It looks like you're using an Ad Blocker.

Please white-list or disable AboveTopSecret.com in your ad-blocking tool.

Thank you.

 

Some features of ATS will be disabled while you continue to use an ad-blocker.

 

Consequences Of Digital Reviews Of Real World Objects

page: 1
2

log in

join
share:

posted on May, 19 2010 @ 09:26 AM
link   
Annotate Everything

The implications of attaching digital reviews to real world objects


Are you ready to get a warning from the Center for Science in the Public Interest about the evils of high fructose corn syrup every time you buy a Coke? Would you like to share your thoughts on the anti-feminist subtext of Computer Engineer Barbie with anyone who picks up the doll? For years, we’ve mostly confined political discourse to static, insular venues like the university, the coffee shop, and the Web. But now, thanks to a new app called Stickybits, we can have our say in truly vital venues, like the toy aisle at Wal-Mart.

To use Stickybits, you need an iPhone or a phone running Google Android. Once you download the app, you can start scanning barcodes or QR codes and attaching files to them—photos, video, text, music, etc. Then, when other Stickybits users scan the same code, they can see what you’ve attached. Stickybits sells packs of vinyl stickers printed with unique barcodes via Amazon, and you can also download free barcodes directly from the Stickybits website and print them out on your printer. In addition, the app works with any barcode that appears on a commercial product.

When you use one of the stickers that Stickybits provides, your audience is limited to whoever else scans that unique code. But a barcode that appears on a 20 oz. bottle of Coke isn’t unique—it appears on millions of other 20 oz. bottles of Coke. Scan the one sitting in your refrigerator, and your message will be instantly available to everyone else in the world who has a bottle of Coke with that barcode on it and cares to scan it.
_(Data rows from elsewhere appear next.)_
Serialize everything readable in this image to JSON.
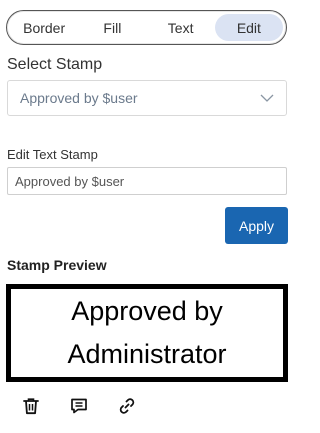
{
  "tabs": [
    {
      "label": "Border",
      "active": false
    },
    {
      "label": "Fill",
      "active": false
    },
    {
      "label": "Text",
      "active": false
    },
    {
      "label": "Edit",
      "active": true
    }
  ],
  "select_stamp": {
    "label": "Select Stamp",
    "value": "Approved by $user",
    "icon": "chevron-down-icon"
  },
  "edit_text": {
    "label": "Edit Text Stamp",
    "value": "Approved by $user"
  },
  "apply_button": {
    "label": "Apply",
    "color": "#1a66b1"
  },
  "preview": {
    "label": "Stamp Preview",
    "line1": "Approved by",
    "line2": "Administrator"
  },
  "actions": [
    {
      "icon": "trash-icon"
    },
    {
      "icon": "comment-icon"
    },
    {
      "icon": "link-icon"
    }
  ]
}
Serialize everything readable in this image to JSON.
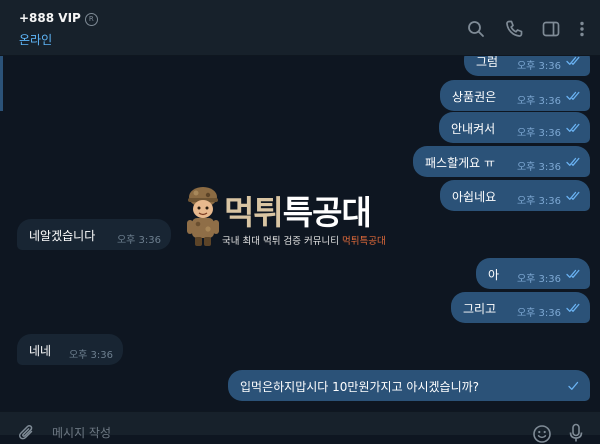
{
  "header": {
    "title": "+888 VIP",
    "verified_mark": "R",
    "status": "온라인",
    "icons": [
      "search-icon",
      "phone-icon",
      "sidebar-toggle-icon",
      "more-vertical-icon"
    ]
  },
  "messages": [
    {
      "direction": "out",
      "text": "그럼",
      "time": "오후 3:36",
      "read": true
    },
    {
      "direction": "out",
      "text": "상품권은",
      "time": "오후 3:36",
      "read": true
    },
    {
      "direction": "out",
      "text": "안내켜서",
      "time": "오후 3:36",
      "read": true
    },
    {
      "direction": "out",
      "text": "패스할게요 ㅠ",
      "time": "오후 3:36",
      "read": true
    },
    {
      "direction": "out",
      "text": "아쉽네요",
      "time": "오후 3:36",
      "read": true
    },
    {
      "direction": "in",
      "text": "네알겠습니다",
      "time": "오후 3:36"
    },
    {
      "direction": "out",
      "text": "아",
      "time": "오후 3:36",
      "read": true
    },
    {
      "direction": "out",
      "text": "그리고",
      "time": "오후 3:36",
      "read": true
    },
    {
      "direction": "in",
      "text": "네네",
      "time": "오후 3:36"
    },
    {
      "direction": "out",
      "text": "입먹은하지맙시다 10만원가지고 아시겠습니까?",
      "time": "",
      "read": true
    }
  ],
  "watermark": {
    "title_part1": "먹튀",
    "title_part2": "특공대",
    "subtitle": "국내 최대 먹튀 검증 커뮤니티",
    "subtitle_accent": "먹튀특공대"
  },
  "composer": {
    "placeholder": "메시지 작성",
    "value": ""
  },
  "colors": {
    "background": "#0e1621",
    "header": "#17212b",
    "outgoing_bubble": "#2b5278",
    "incoming_bubble": "#182533",
    "status_blue": "#5eb5f7"
  }
}
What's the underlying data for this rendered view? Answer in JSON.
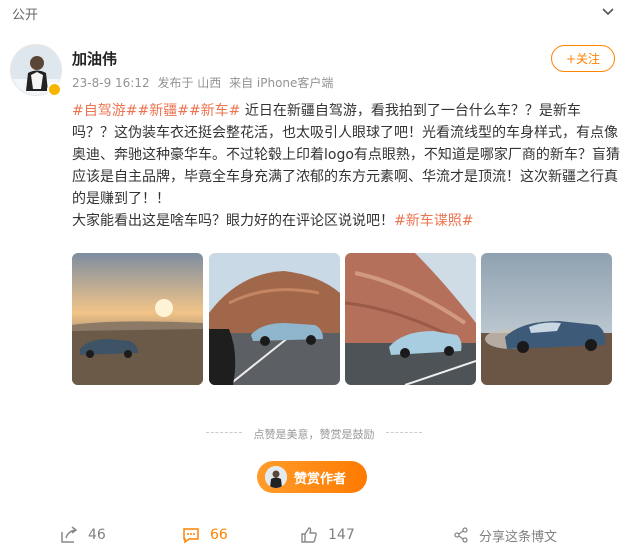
{
  "header": {
    "visibility": "公开"
  },
  "post": {
    "username": "加油伟",
    "timestamp": "23-8-9 16:12",
    "published_in": "发布于 山西",
    "source": "来自 iPhone客户端",
    "follow_label": "+关注",
    "tags": [
      "#自驾游#",
      "#新疆#",
      "#新车#"
    ],
    "body_1": "近日在新疆自驾游，看我拍到了一台什么车？？是新车吗？？这伪装车衣还挺会整花活，也太吸引人眼球了吧！光看流线型的车身样式，有点像奥迪、奔驰这种豪华车。不过轮毂上印着logo有点眼熟，不知道是哪家厂商的新车？盲猜应该是自主品牌，毕竟全车身充满了浓郁的东方元素啊、华流才是顶流！这次新疆之行真的是赚到了！！",
    "body_2": "大家能看出这是啥车吗？眼力好的在评论区说说吧！",
    "end_tag": "#新车谍照#"
  },
  "reward": {
    "divider_text": "点赞是美意，赞赏是鼓励",
    "button_label": "赞赏作者"
  },
  "actions": {
    "share_count": "46",
    "comment_count": "66",
    "like_count": "147",
    "forward_label": "分享这条博文"
  },
  "colors": {
    "accent": "#ff8200",
    "tag": "#eb7350",
    "meta": "#939393"
  },
  "icons": {
    "chevron": "chevron-down-icon",
    "share": "share-icon",
    "comment": "comment-icon",
    "like": "like-icon",
    "forward": "forward-icon"
  }
}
....more in article....




posted on May, 19 2010 @ 10:35 AM
link   
I don't like this kind of technology, because I don't think that consumers properly think it through. When companies have the ability to use this type of technology to collect absolute statistics, it removes the gray area and tells them virtually everything the need to know - all of these absolute technologies are the goose that lays golden eggs in a lot of ways that bother me.



new topics
 
2

log in

join